Anyone with even the slightest understanding of math knows that playing the lottery is a good way to throw your money away. The odds of winning are downright terrible. And yet, every time the jackpot gets sky-high, even the most pragmatic statisticians out there will pony up a few bucks for a chance at sweet, sweet instant wealth. That's especially true this week, since Tuesday night's Mega Million's estimated $1.6 billion grand prize (as of Monday) will be the largest in United States lottery history.
With that in mind, you're probably curious exactly how slim the odds of winning are this time around, so to help you figure out whether to shell out $2 for a ticket, we've pulled together a few things worth considering.
How Much of the $1.6 Billion Would You Actually Get to Keep
If you're like most lottery players, you'd likely take the lump sum payout, which in this case will be around $904 million. And while that's nothing to sneeze at, after taxes you're looking at getting roughly half that. If you opt for the annuity, you're looking at more money overall, but it will also be taxed, and paid out over 29 years.
What Are the Odds of Winning
Even though people are quite literally lining up to buy their tickets now that the jackpot is so high, your odds of winning the jackpot (e.g., matching all five numbers and the Mega Ball) are just the same as they always are when playing Mega Millions: 1 in 302,575,350. To put that in perspective, you have a better chance of being struck by lightning this year (odds: 1 in 700,000) or becoming a saint (odds: 1 in 20 million). However, the odds of you winning the jackpot are higher than some other rare things happening, like having a perfect NCAA bracket, according to Sports Illustrated.
You don't need to match all the numbers to walk away with a bunch of cash, though. In fact, you have relatively decent odds of wining something. For instance your chance of getting $1 million (matching five numbers with no Mega Ball) are 1 in 12,607,306, while the chance of winning $10,000 (matching four numbers with no Mega Ball) are 931,001. You also have a vaguely decent chance of matching just the Mega Ball and winning your $2 back (odds: 1 in 37). And overall, the odds of winning any prize are 1 in 24.
What if There Are Multiple Winners
Of course, it's always possible that multiple people will end up with jackpot-winning tickets, in which case, it's divided evenly among them.
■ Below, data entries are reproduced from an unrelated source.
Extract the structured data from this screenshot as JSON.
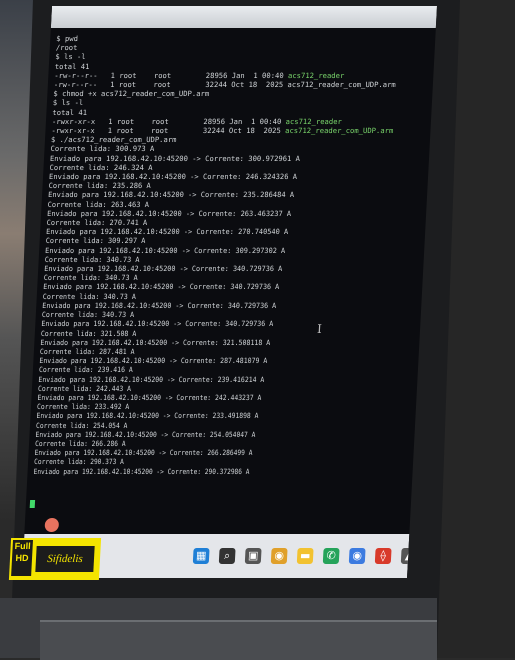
{
  "terminal": {
    "lines": [
      {
        "text": "$ pwd",
        "exec": false
      },
      {
        "text": "/root",
        "exec": false
      },
      {
        "text": "$ ls -l",
        "exec": false
      },
      {
        "text": "total 41",
        "exec": false
      },
      {
        "text": "-rw-r--r--   1 root    root        28956 Jan  1 00:40 ",
        "exec": false,
        "tail": "acs712_reader"
      },
      {
        "text": "-rw-r--r--   1 root    root        32244 Oct 18  2025 acs712_reader_com_UDP.arm",
        "exec": false
      },
      {
        "text": "$ chmod +x acs712_reader_com_UDP.arm",
        "exec": false
      },
      {
        "text": "$ ls -l",
        "exec": false
      },
      {
        "text": "total 41",
        "exec": false
      },
      {
        "text": "-rwxr-xr-x   1 root    root        28956 Jan  1 00:40 ",
        "exec": false,
        "tail": "acs712_reader"
      },
      {
        "text": "-rwxr-xr-x   1 root    root        32244 Oct 18  2025 ",
        "exec": false,
        "tail": "acs712_reader_com_UDP.arm"
      },
      {
        "text": "$ ./acs712_reader_com_UDP.arm",
        "exec": false
      },
      {
        "text": "Corrente lida: 300.973 A",
        "exec": false
      },
      {
        "text": "Enviado para 192.168.42.10:45200 -> Corrente: 300.972961 A",
        "exec": false
      },
      {
        "text": "Corrente lida: 246.324 A",
        "exec": false
      },
      {
        "text": "Enviado para 192.168.42.10:45200 -> Corrente: 246.324326 A",
        "exec": false
      },
      {
        "text": "Corrente lida: 235.286 A",
        "exec": false
      },
      {
        "text": "Enviado para 192.168.42.10:45200 -> Corrente: 235.286484 A",
        "exec": false
      },
      {
        "text": "Corrente lida: 263.463 A",
        "exec": false
      },
      {
        "text": "Enviado para 192.168.42.10:45200 -> Corrente: 263.463237 A",
        "exec": false
      },
      {
        "text": "Corrente lida: 270.741 A",
        "exec": false
      },
      {
        "text": "Enviado para 192.168.42.10:45200 -> Corrente: 270.740540 A",
        "exec": false
      },
      {
        "text": "Corrente lida: 309.297 A",
        "exec": false
      },
      {
        "text": "Enviado para 192.168.42.10:45200 -> Corrente: 309.297302 A",
        "exec": false
      },
      {
        "text": "Corrente lida: 340.73 A",
        "exec": false
      },
      {
        "text": "Enviado para 192.168.42.10:45200 -> Corrente: 340.729736 A",
        "exec": false
      },
      {
        "text": "Corrente lida: 340.73 A",
        "exec": false
      },
      {
        "text": "Enviado para 192.168.42.10:45200 -> Corrente: 340.729736 A",
        "exec": false
      },
      {
        "text": "Corrente lida: 340.73 A",
        "exec": false
      },
      {
        "text": "Enviado para 192.168.42.10:45200 -> Corrente: 340.729736 A",
        "exec": false
      },
      {
        "text": "Corrente lida: 340.73 A",
        "exec": false
      },
      {
        "text": "Enviado para 192.168.42.10:45200 -> Corrente: 340.729736 A",
        "exec": false
      },
      {
        "text": "Corrente lida: 321.508 A",
        "exec": false
      },
      {
        "text": "Enviado para 192.168.42.10:45200 -> Corrente: 321.508118 A",
        "exec": false
      },
      {
        "text": "Corrente lida: 287.481 A",
        "exec": false
      },
      {
        "text": "Enviado para 192.168.42.10:45200 -> Corrente: 287.481079 A",
        "exec": false
      },
      {
        "text": "Corrente lida: 239.416 A",
        "exec": false
      },
      {
        "text": "Enviado para 192.168.42.10:45200 -> Corrente: 239.416214 A",
        "exec": false
      },
      {
        "text": "Corrente lida: 242.443 A",
        "exec": false
      },
      {
        "text": "Enviado para 192.168.42.10:45200 -> Corrente: 242.443237 A",
        "exec": false
      },
      {
        "text": "Corrente lida: 233.492 A",
        "exec": false
      },
      {
        "text": "Enviado para 192.168.42.10:45200 -> Corrente: 233.491898 A",
        "exec": false
      },
      {
        "text": "Corrente lida: 254.054 A",
        "exec": false
      },
      {
        "text": "Enviado para 192.168.42.10:45200 -> Corrente: 254.054047 A",
        "exec": false
      },
      {
        "text": "Corrente lida: 266.286 A",
        "exec": false
      },
      {
        "text": "Enviado para 192.168.42.10:45200 -> Corrente: 266.286499 A",
        "exec": false
      },
      {
        "text": "Corrente lida: 290.373 A",
        "exec": false
      },
      {
        "text": "Enviado para 192.168.42.10:45200 -> Corrente: 290.372986 A",
        "exec": false
      }
    ],
    "exec_color": "#79d46b",
    "cursor_color": "#42d96a"
  },
  "taskbar": {
    "icons": [
      {
        "name": "windows-start-icon",
        "glyph": "▦",
        "color": "#1f7fd6"
      },
      {
        "name": "search-icon",
        "glyph": "⌕",
        "color": "#333333"
      },
      {
        "name": "task-view-icon",
        "glyph": "▣",
        "color": "#555555"
      },
      {
        "name": "chrome-icon",
        "glyph": "◉",
        "color": "#e0a02a"
      },
      {
        "name": "file-explorer-icon",
        "glyph": "▬",
        "color": "#f2c230"
      },
      {
        "name": "whatsapp-icon",
        "glyph": "✆",
        "color": "#25a35a"
      },
      {
        "name": "chrome-alt-icon",
        "glyph": "◉",
        "color": "#3c7be0"
      },
      {
        "name": "pdf-reader-icon",
        "glyph": "⟠",
        "color": "#d83a2a"
      },
      {
        "name": "app-icon",
        "glyph": "▲",
        "color": "#555555"
      }
    ]
  },
  "stickers": {
    "hd_label": "Full\nHD",
    "logo_text": "Sifidelis"
  }
}
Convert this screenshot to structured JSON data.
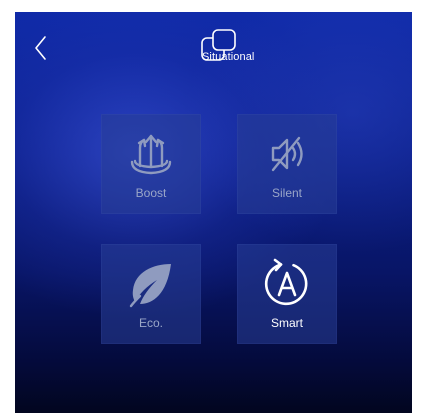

Though, if again there are no tickets sold with the winning numbers, the pot grows even larger for the next drawing on Friday, October 26. Considering how many people are buying in, that one would likely have a jackpot of well over $2 billion.
What to Do if You Win
If you do find yourself in the enviable position of buying a winning ticket, there are a few very important courses of action to take in the immediate aftermath (hint: sign your ticket, don't tell anyone, and hire a professional).
Then again, you could always just set your sights on becoming a millionaire the old fashioned way without the help of the lottery, in which case the odds of doing so before age 40 are relatively decent at 1 in 55.
Either way, good luck out there.